- **Work request**: For this exercise, return all the data word for word, with images left out.

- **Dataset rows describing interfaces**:
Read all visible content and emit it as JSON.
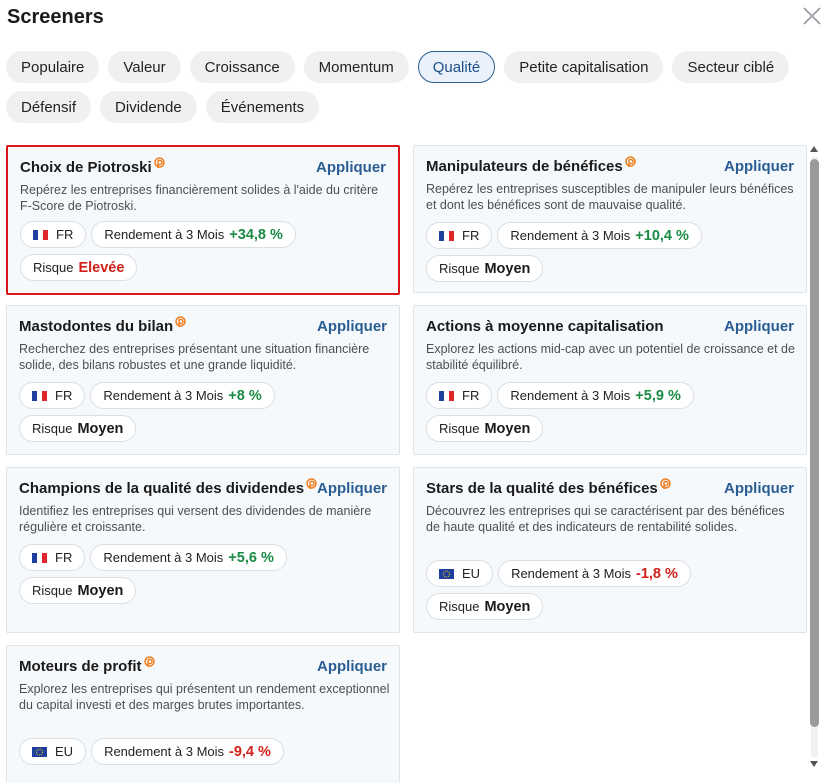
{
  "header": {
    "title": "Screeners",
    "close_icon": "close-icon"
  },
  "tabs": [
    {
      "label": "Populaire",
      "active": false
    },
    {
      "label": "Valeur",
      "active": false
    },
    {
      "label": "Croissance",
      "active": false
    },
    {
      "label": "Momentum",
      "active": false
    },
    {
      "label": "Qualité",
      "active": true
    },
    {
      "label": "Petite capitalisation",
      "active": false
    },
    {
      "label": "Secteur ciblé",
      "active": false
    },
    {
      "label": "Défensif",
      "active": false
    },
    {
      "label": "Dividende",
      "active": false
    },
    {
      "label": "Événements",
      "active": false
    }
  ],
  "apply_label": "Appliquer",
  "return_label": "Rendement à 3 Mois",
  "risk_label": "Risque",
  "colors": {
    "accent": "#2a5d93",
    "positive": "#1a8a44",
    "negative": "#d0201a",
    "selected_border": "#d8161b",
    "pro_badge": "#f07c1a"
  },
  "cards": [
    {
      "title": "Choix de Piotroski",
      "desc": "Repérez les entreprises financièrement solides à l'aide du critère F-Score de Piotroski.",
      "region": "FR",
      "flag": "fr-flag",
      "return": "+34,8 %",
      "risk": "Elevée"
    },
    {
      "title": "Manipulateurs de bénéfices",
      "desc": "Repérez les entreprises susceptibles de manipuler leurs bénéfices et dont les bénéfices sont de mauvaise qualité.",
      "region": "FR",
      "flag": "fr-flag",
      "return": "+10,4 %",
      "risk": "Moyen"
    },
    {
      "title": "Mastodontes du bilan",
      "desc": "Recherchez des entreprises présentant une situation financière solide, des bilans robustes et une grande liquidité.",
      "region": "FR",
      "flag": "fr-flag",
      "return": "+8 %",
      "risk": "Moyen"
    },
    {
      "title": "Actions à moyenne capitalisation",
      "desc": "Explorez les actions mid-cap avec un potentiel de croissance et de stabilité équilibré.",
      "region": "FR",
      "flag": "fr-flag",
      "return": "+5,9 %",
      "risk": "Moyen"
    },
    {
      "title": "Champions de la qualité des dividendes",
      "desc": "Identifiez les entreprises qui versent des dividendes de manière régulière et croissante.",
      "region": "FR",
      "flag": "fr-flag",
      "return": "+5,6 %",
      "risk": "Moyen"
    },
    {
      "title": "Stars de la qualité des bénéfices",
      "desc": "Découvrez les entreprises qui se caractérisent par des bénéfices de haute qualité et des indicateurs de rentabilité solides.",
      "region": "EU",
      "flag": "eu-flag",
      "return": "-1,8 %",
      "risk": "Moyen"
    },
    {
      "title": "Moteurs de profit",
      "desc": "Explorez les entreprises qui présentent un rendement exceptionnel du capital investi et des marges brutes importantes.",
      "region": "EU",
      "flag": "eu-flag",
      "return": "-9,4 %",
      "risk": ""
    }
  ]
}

- **Response below**:
Read all visible content and emit it as JSON.
{
  "header": {
    "title": "Screeners",
    "close_icon": "close-icon"
  },
  "tabs": [
    {
      "label": "Populaire",
      "active": false
    },
    {
      "label": "Valeur",
      "active": false
    },
    {
      "label": "Croissance",
      "active": false
    },
    {
      "label": "Momentum",
      "active": false
    },
    {
      "label": "Qualité",
      "active": true
    },
    {
      "label": "Petite capitalisation",
      "active": false
    },
    {
      "label": "Secteur ciblé",
      "active": false
    },
    {
      "label": "Défensif",
      "active": false
    },
    {
      "label": "Dividende",
      "active": false
    },
    {
      "label": "Événements",
      "active": false
    }
  ],
  "apply_label": "Appliquer",
  "return_label": "Rendement à 3 Mois",
  "risk_label": "Risque",
  "colors": {
    "accent": "#2a5d93",
    "positive": "#1a8a44",
    "negative": "#d0201a",
    "selected_border": "#d8161b",
    "pro_badge": "#f07c1a"
  },
  "cards": [
    {
      "title": "Choix de Piotroski",
      "desc": "Repérez les entreprises financièrement solides à l'aide du critère F-Score de Piotroski.",
      "region": "FR",
      "flag": "fr-flag",
      "return": "+34,8 %",
      "risk": "Elevée"
    },
    {
      "title": "Manipulateurs de bénéfices",
      "desc": "Repérez les entreprises susceptibles de manipuler leurs bénéfices et dont les bénéfices sont de mauvaise qualité.",
      "region": "FR",
      "flag": "fr-flag",
      "return": "+10,4 %",
      "risk": "Moyen"
    },
    {
      "title": "Mastodontes du bilan",
      "desc": "Recherchez des entreprises présentant une situation financière solide, des bilans robustes et une grande liquidité.",
      "region": "FR",
      "flag": "fr-flag",
      "return": "+8 %",
      "risk": "Moyen"
    },
    {
      "title": "Actions à moyenne capitalisation",
      "desc": "Explorez les actions mid-cap avec un potentiel de croissance et de stabilité équilibré.",
      "region": "FR",
      "flag": "fr-flag",
      "return": "+5,9 %",
      "risk": "Moyen"
    },
    {
      "title": "Champions de la qualité des dividendes",
      "desc": "Identifiez les entreprises qui versent des dividendes de manière régulière et croissante.",
      "region": "FR",
      "flag": "fr-flag",
      "return": "+5,6 %",
      "risk": "Moyen"
    },
    {
      "title": "Stars de la qualité des bénéfices",
      "desc": "Découvrez les entreprises qui se caractérisent par des bénéfices de haute qualité et des indicateurs de rentabilité solides.",
      "region": "EU",
      "flag": "eu-flag",
      "return": "-1,8 %",
      "risk": "Moyen"
    },
    {
      "title": "Moteurs de profit",
      "desc": "Explorez les entreprises qui présentent un rendement exceptionnel du capital investi et des marges brutes importantes.",
      "region": "EU",
      "flag": "eu-flag",
      "return": "-9,4 %",
      "risk": ""
    }
  ]
}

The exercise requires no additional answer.